But not spending enough time with family and friends can compromise human health, UCLA researchers have found.
“(Social contact with others) has effects on the body that are more powerful than cigarette smoking and your cholesterol level,” said Shelley Taylor, a distinguished professor of psychology. “The magnitude is very strong.”
These responses are uncovered by studying cortisol, a hormone that restores the body from the mobilized and tense feelings of stress back down to a normal state, Taylor said.
Understanding when and how often cortisol, which increases blood pressure and destabilizes the immune system, is released can provide information on stress levels and their harm to health.
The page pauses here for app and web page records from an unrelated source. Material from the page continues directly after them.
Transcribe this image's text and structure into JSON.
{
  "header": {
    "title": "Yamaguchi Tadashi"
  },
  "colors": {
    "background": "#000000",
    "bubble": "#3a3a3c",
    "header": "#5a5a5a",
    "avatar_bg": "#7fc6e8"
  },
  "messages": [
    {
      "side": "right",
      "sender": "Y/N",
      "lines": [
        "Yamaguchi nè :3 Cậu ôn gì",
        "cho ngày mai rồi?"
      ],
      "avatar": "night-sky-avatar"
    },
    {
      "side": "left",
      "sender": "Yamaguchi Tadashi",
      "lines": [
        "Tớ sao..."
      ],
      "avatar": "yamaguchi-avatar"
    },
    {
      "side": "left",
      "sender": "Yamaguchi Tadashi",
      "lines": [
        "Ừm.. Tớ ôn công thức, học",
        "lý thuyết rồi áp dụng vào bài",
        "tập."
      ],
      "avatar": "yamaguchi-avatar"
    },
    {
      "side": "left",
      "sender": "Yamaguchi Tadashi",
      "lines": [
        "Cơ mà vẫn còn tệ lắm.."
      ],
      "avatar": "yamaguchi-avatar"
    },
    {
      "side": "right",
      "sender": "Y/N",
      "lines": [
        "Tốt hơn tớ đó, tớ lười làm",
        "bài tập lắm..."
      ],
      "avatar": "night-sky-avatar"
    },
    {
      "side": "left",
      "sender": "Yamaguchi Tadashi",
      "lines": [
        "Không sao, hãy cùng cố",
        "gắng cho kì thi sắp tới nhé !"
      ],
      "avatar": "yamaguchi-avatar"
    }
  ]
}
“By the time you get to your late 20s and early 30s, you’re going to have some damage if there’s been enormous wear and tear on these systems,” Taylor said. “What social support does is it keeps those responses low so the cumulative damage is less.”
Other scientists have charted the effects of positive and negative social contact.
“People that report small social networks are much more likely to die compared to people that have broader, more diverse social networks,” said Ted Robles, an assistant professor of psychology, whose research focuses on the immunological effects of negative relationships.
When couples discuss problems in their relationship in a hostile way, their immune system is weakened so much that wounds on their skin can heal slower than those in couples with more positive relations, Robles said.
Brain chemistry also has a role in how socializing proves healthful.
The nucleus accumbens, a major reward circuit in the brain, is stimulated when one hears positive feedback from their friends, said Naomi Eisenberger, an assistant professor of psychology at UCLA.
“(This is) the same region that’s activated when a rat ingests cocaine or another addictive drug, the same region activated when you receive a lot of money,” Eisenberger said. “Rewarding events (with friends seem to) activate pretty primitive reward regions in the brain.”
Researchers said that these health effects might be linked to an evolutionary need to socialize in order to survive.
“Human beings’ subsistence over hundreds of thousands of years has been organized socially,” said Alan Fiske, a professor of anthropology at UCLA. “None of us could live very long by ourselves.”
But perhaps the easiest way to view the health effects of social contact is to look at those with limited social engagement or failed relationships, the researchers said.
“Social isolation is extremely toxic for mental and physical health,” Taylor said.
A similar, but more frequently experienced pain, is that of a broken connection, Fiske noted.
“Some of the most painful things are relationships that don’t work, or when you feel you’ve done something awful to someone,” he said. “People commit suicide because they’ve let down a group. Guilt (and) shame are (some of) the worst feelings.”
While some might struggle to equate being socially cut off to the flu or worse, a growing number of researchers are uncovering that the two are not as unlike as originally thought.
“It is ironic because other people carry the germs that make us sick,” Taylor said. “But it’s the socially isolated that often have the most difficulty health-wise.”